**WHAT YOU SHOULD DO**. Your answer needs to include each line of the records in which the string "Customizer" can be found.

Dataset rows describing interfaces:
---+---

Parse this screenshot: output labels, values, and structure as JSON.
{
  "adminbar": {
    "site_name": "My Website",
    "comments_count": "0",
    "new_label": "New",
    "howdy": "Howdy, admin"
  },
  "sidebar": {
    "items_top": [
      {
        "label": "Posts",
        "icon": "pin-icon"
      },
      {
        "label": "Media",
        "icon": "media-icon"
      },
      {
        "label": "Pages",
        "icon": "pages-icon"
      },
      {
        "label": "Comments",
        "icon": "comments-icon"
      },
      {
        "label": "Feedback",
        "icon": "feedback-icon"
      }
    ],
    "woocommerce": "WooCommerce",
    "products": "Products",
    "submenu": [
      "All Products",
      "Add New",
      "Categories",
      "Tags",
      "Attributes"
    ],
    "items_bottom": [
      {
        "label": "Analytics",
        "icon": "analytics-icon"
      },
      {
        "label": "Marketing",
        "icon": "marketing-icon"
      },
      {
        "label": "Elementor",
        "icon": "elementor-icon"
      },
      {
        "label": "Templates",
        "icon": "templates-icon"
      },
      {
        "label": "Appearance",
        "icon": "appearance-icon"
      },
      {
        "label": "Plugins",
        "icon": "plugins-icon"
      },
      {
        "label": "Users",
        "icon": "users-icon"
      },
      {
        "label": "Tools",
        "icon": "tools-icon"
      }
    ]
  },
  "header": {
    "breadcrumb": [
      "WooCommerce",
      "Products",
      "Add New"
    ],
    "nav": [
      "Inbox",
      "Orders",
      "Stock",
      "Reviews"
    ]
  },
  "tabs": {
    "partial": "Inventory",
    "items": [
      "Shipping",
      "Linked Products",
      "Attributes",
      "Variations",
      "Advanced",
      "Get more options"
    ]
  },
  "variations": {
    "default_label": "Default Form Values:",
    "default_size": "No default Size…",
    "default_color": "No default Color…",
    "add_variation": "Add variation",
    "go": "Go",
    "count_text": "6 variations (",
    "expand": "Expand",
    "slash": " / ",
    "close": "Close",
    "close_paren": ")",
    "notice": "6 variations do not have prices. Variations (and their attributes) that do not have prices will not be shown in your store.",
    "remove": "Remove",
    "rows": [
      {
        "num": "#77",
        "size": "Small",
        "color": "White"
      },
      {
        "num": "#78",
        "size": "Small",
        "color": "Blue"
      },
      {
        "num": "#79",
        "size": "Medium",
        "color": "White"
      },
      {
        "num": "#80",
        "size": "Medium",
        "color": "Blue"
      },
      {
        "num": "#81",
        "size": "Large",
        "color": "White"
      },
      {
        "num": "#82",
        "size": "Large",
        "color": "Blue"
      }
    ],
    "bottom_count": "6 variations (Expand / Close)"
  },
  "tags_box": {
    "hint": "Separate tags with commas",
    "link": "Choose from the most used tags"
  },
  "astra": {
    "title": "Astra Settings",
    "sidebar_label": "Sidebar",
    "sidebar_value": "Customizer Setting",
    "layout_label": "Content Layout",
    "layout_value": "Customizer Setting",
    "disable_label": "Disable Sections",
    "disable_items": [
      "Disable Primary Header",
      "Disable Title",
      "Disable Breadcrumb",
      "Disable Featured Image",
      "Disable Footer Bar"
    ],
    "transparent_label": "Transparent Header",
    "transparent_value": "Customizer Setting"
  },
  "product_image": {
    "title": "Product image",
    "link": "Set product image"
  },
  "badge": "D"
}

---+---

**PROBLEM SOLUTION**.
    "sidebar_value": "Customizer Setting",
    "layout_value": "Customizer Setting",
    "transparent_value": "Customizer Setting"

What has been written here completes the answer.